The national negative equity rate has now declined for six consecutive quarters, and fell below 25 percent earlier this year for the first time since Zillow began using its current methodology in 2011. In fact, around 1.4 million American homeowners were freed from negative equity during the third quarter. While this is a significant improvement, many people are still trapped in their homes.
Across the nation, there are approximately 10.8 million homeowners who still owe more than their homes are currently worth. Zillow also finds that the effective negative equity rate — homeowners with less than 20 percent home equity — is at 39.2 percent. Meanwhile, roughly one in seven homeowners owe more than double what their home is worth.
A homeowner technically reaches positive equity when the market value of the house exceeds the outstanding loan balance by any amount, but the associated costs of listing a house and moving prevents many Americans from selling. Zillow notes that listing a home for sale and buying a new one typically requires equity of 20 percent or more to comfortably meet related expenses.
“Rising home prices and a greater willingness among lenders to engage in short sales have both contributed substantially to the significant decline in negative equity this quarter. We should feel good that we’re moving in the right direction and at a fast clip,” said Zillow Chief Economist Dr. Stan Humphries. “But negative equity will remain a factor for years to come, and must be considered part of the new normal in the housing market. Short sales will remain a persistent feature of the market as many homeowners remain too far underwater for reasonable price appreciation alone to help.”
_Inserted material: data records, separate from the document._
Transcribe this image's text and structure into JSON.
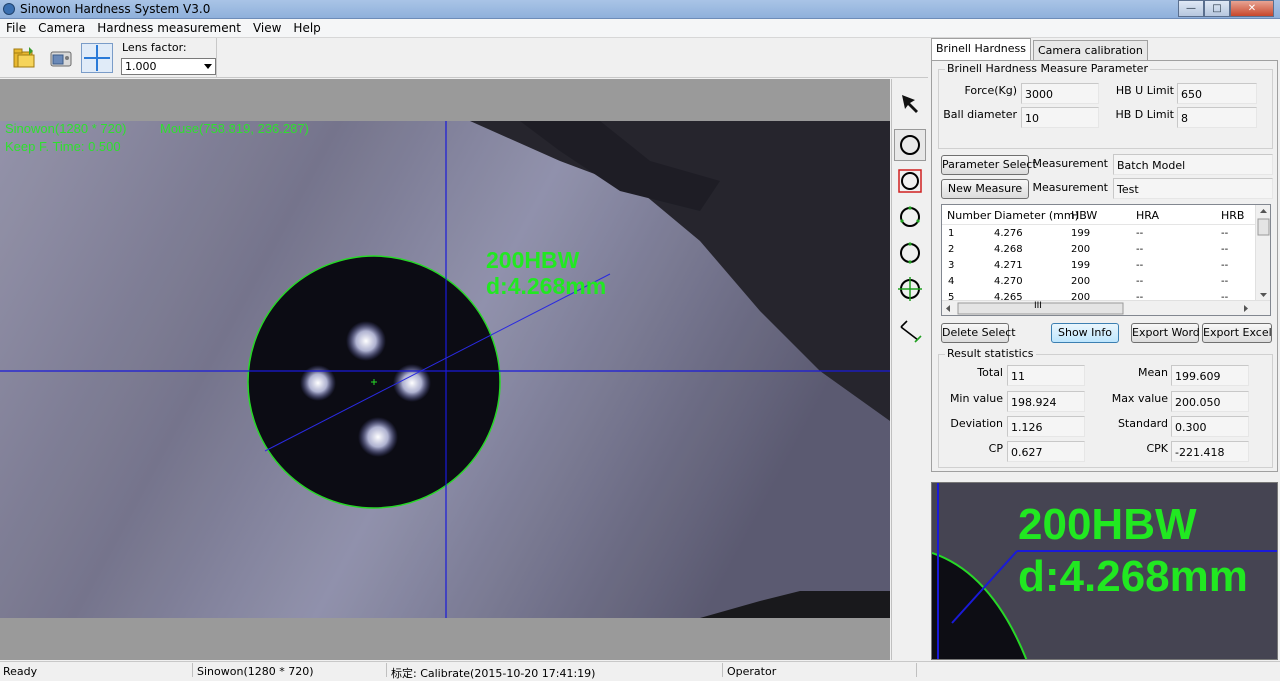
{
  "window": {
    "title": "Sinowon Hardness System V3.0",
    "minimize": "—",
    "maximize": "□",
    "close": "✕"
  },
  "menu": [
    "File",
    "Camera",
    "Hardness measurement",
    "View",
    "Help"
  ],
  "toolbar": {
    "lens_label": "Lens factor:",
    "lens_value": "1.000"
  },
  "overlay": {
    "info1": "Sinowon(1280 * 720)",
    "info2": "Mouse(758.819, 236.287)",
    "info3": "Keep F. Time: 0.500",
    "hbw": "200HBW",
    "diameter": "d:4.268mm"
  },
  "tabs": [
    "Brinell Hardness",
    "Camera calibration"
  ],
  "params": {
    "group_title": "Brinell Hardness Measure Parameter",
    "force_label": "Force(Kg)",
    "force_value": "3000",
    "ball_label": "Ball diameter",
    "ball_value": "10",
    "hbu_label": "HB U Limit",
    "hbu_value": "650",
    "hbd_label": "HB D Limit",
    "hbd_value": "8"
  },
  "actions": {
    "param_select": "Parameter Select",
    "new_measure": "New Measure",
    "measurement_label1": "Measurement",
    "measurement_value1": "Batch Model",
    "measurement_label2": "Measurement",
    "measurement_value2": "Test",
    "delete_select": "Delete Select",
    "show_info": "Show Info",
    "export_word": "Export Word",
    "export_excel": "Export Excel"
  },
  "table": {
    "columns": [
      "Number",
      "Diameter (mm)",
      "HBW",
      "HRA",
      "HRB"
    ],
    "rows": [
      [
        "1",
        "4.276",
        "199",
        "--",
        "--"
      ],
      [
        "2",
        "4.268",
        "200",
        "--",
        "--"
      ],
      [
        "3",
        "4.271",
        "199",
        "--",
        "--"
      ],
      [
        "4",
        "4.270",
        "200",
        "--",
        "--"
      ],
      [
        "5",
        "4.265",
        "200",
        "--",
        "--"
      ]
    ],
    "hscroll_thumb": "III"
  },
  "stats": {
    "group_title": "Result statistics",
    "total_label": "Total",
    "total_value": "11",
    "mean_label": "Mean",
    "mean_value": "199.609",
    "min_label": "Min value",
    "min_value": "198.924",
    "max_label": "Max value",
    "max_value": "200.050",
    "dev_label": "Deviation",
    "dev_value": "1.126",
    "std_label": "Standard",
    "std_value": "0.300",
    "cp_label": "CP",
    "cp_value": "0.627",
    "cpk_label": "CPK",
    "cpk_value": "-221.418"
  },
  "status": {
    "ready": "Ready",
    "resolution": "Sinowon(1280 * 720)",
    "calibrate": "标定: Calibrate(2015-10-20 17:41:19)",
    "operator": "Operator"
  },
  "colors": {
    "overlay_green": "#21e821",
    "crosshair_blue": "#1a1ad8"
  }
}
With the help of centrally-planned interest rates and low inventory levels, home prices have been on the rise. In September, home prices across the nation increased on a year-over-year basis for the 19th consecutive month. According to CoreLogic, a property information and analytics provider, home prices jumped 12 percent in September from a year earlier. In fact, home prices have posted double-digit gains for eight straight months.
Home prices are still 17.4 percent below their bubble peak in April 2006, but every state logged an annual increase in September. West Virginia and Arkansas posted the smallest gains at 0.9 percent and 1.3 percent, respectively. Looking ahead, Zillow predicts the negative equity rate among all homeowners with a mortgage will decline to 18.8 percent by the third quarter of 2014.
Don’t Miss: The Housing Market Takes Another Step Backwards